Comment 2 Allan Jude freebsd_committer 2017-03-30 18:36:04 UTC
any additional information, benchmark code, etc you can provide will be useful. Thank you.
Comment 3 Adam Stylinski 2017-03-30 18:56:57 UTC
Created attachment 181322 [details]
Quick benchmark

Please don't mind the C++, the actual function is clean C.  Be sure to compile with -mavx2.

It's worth noting that the code that's integrated into ZFS On Linux appears to do benchmark code to select the fastest function and dynamically reassigns a function pointer to that function (at maybe module load time?).  Adding the extra layer of function pointers will probably be somewhat necessary for this kind of modularity, though this obviously has some security implications (in that corrupting this pointer value can lead to bad things).  I hardly think it'd be the first function pointer dispatched in the FreeBSD kernel, though.

Given that IXSystems cares about ZFS performance and distributes on hardware with some lower powered Atom CPUs, I figured this would be of interest.
Comment 4 Adam Stylinski 2017-03-30 19:54:18 UTC
Created attachment 181326 [details]
SSE4 implementation

Also not as impactful, but definitely measurable is an SSE4 variant.  This will actually run on Atoms and a much larger number of other pre-Haswell CPUs.  

The ZFS On Linux version does 8 padds per loop iteration because they are avoiding the pmovzxdq instruction.  This is probably to be compatible with SSSE3 and not require SSE4.
Comment 5 Adam Stylinski 2017-04-03 19:22:34 UTC
Created attachment 181440 [details]
same benchmark but with 128k checksums

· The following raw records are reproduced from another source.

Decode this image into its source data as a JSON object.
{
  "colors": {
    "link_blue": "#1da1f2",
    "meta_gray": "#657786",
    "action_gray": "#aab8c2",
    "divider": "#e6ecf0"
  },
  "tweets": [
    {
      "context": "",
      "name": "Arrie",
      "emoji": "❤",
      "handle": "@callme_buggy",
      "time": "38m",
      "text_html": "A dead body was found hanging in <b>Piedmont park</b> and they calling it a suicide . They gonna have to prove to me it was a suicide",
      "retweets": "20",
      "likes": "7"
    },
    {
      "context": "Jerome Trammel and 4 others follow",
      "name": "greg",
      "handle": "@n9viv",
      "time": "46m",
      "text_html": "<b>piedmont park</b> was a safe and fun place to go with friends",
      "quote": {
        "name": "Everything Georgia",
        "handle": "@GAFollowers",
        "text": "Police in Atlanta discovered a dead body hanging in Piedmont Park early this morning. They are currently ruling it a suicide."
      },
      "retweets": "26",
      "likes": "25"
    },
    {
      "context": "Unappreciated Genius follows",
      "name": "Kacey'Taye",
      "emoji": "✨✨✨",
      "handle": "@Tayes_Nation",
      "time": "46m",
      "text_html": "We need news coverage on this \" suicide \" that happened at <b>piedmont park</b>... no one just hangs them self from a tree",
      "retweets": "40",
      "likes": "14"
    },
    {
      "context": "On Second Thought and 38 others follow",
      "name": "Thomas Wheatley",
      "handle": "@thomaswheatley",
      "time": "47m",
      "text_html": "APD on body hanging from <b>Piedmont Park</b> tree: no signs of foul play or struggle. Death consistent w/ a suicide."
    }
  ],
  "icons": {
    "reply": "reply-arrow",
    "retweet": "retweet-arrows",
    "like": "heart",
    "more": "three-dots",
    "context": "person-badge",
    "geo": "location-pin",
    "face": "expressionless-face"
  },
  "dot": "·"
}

128k widths are more realistic for ZFS.  Though, 8k will probably fit into cache lines a little better if you're trying to mitigate memory access effects.